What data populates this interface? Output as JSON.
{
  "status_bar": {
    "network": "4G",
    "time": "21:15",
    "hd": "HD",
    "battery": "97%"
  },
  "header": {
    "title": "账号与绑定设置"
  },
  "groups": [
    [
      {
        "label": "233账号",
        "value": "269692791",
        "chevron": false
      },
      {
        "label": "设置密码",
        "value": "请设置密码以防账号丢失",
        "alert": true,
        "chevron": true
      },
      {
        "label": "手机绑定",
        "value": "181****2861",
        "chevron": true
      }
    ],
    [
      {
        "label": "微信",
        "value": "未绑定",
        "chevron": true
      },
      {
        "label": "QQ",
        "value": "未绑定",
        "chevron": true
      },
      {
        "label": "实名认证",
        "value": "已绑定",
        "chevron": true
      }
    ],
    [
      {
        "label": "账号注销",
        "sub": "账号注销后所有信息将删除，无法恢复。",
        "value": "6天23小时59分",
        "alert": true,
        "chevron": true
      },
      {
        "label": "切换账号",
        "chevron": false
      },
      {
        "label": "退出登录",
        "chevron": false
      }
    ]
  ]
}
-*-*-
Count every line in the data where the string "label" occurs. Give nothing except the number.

* _EXERCISE OUTPUT_
9